For the past decade, Stefano Pilati has been the creative director for Yves Saint Laurent, one of the world’s most historically-rich brands in the history of fashion. He’s worked alongside Tom Ford before his departure from YSL and with Miuccia Prada during his time at Prada and Miu Miu. The Milan-born designer has influenced a generation with his work. In this interview with Vice Magazine, he talks the current state of fashion and its future. Some excerpts can be found below.
Is the idea of fashion as part of contemporary culture – alongside music and art – still valid? Or has the market transformed the reality and perception of what is fashionable into some sort of abstraction?
Fashion is not fashion anymore. I am sure of this, but nobody realises this because the world is full of romantics like me – people who continue to believe in it. Now “fashionable” can mean anything. Everything is fashion. Anything can become fashion. A while ago, things were more elitist, and this allowed it to be more aspirational and directional, and this would inspire others. It might have even – to use a horrible term – “taught” others. Nowadays, what can you teach? I might make a collection in flannel, and then the next guy makes a collection using technical see-through nets. If somebody doesn’t know much about fashion, what can he draw from this? What can he learn? It makes no sense! He can’t use fashion as a road map, he’s lost. Nowadays, it’s all business.
The other problem is that fashion, as a system, is very insular and introverted. We constantly recycle the same concepts and express them through the same modes of representation. The moment you start making videos or move off the catwalk, most journalists will have no fucking clue what you’re doing because they don’t have the time, willingness, or culture to really understand something new.
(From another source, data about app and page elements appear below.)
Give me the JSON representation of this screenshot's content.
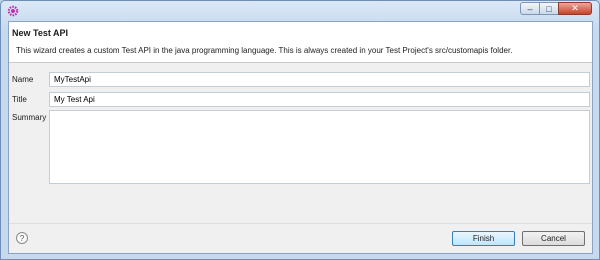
{
  "wizard": {
    "title": "New Test API",
    "description": "This wizard creates a custom Test API in the java programming language.  This is always created in your Test Project's src/customapis folder."
  },
  "fields": {
    "name_label": "Name",
    "name_value": "MyTestApi",
    "title_label": "Title",
    "title_value": "My Test Api",
    "summary_label": "Summary",
    "summary_value": ""
  },
  "buttons": {
    "finish": "Finish",
    "cancel": "Cancel",
    "help": "?"
  },
  "window_controls": {
    "minimize": "–",
    "maximize": "□",
    "close": "✕"
  },
  "icons": {
    "app": "gear-icon",
    "help": "help-icon"
  },
  "colors": {
    "app_icon": "#c02fb0",
    "default_button": "#3c7fb1"
  }
}
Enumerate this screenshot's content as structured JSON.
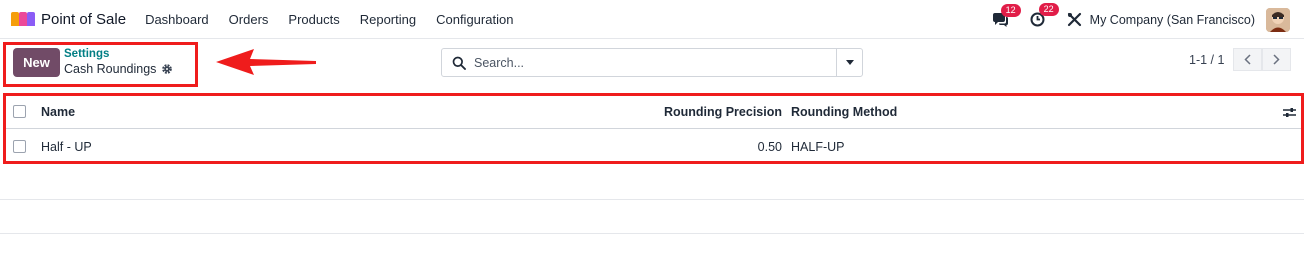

You’ll be misunderstood, and you’ll have no choice but to return to doing the things that follow the language everyone understands.
Yves Saint Laurent brought street fashion to the catwalk with his Beat collections in the 1960s, and then he created prêt-à-porter. Over the past 20 or so years, I can’t think of many designers who crystallised youth culture in their work like he did. Maybe Raf Simons or Junya Watanabe. Is high fashion’s relationship with streetwear officially over?
The real question is: What can you take out of streetwear? Girls are all wearing miniskirts and leggings and leather jackets. We’ve already seen all of this. Streetwear never taught me anything. Consider this: Yves Saint Laurent was one of the first designers to revisit vintage. If you read his biography, you’ll see it. He used to go to London to the first secondhand markets and find clothes from the 30s. That’s how he invented the tuxedo. He bought a man’s smoking jacket and put it on one of his muses. That’s how most of his innovations began. Today you can do that type of research, but it’s hard to create a story like that, because too many have already been told about almost everything. Personally, I view my work like that of an artisan. I am very egocentric in this sense. I work in fashion to express my own self, because it’s the only way I know how.
Do you think fashion is misunderstood because the people who create it speak a different creative language from those who consume and analyse it?
When people enter our store they imagine cashmeres, silk cravats, shirts in crepe de chine, crocodile shoes. Obviously, we make them, but it’s like hitting myself in the balls. I have 800 cashmere coats and 900 silk cravats. My point is, your work can’t just be a selfish journey. You’re working for a brand, not your brand. You have to adapt. I like to let myself go with some ideas, but you have to have the rest of the company on board with you and deal with those dickheads who are only businessmen – the ones who ruined fashion, people who move from Danone to YSL like it’s the most natural transition in the world.
Full interview on Vice.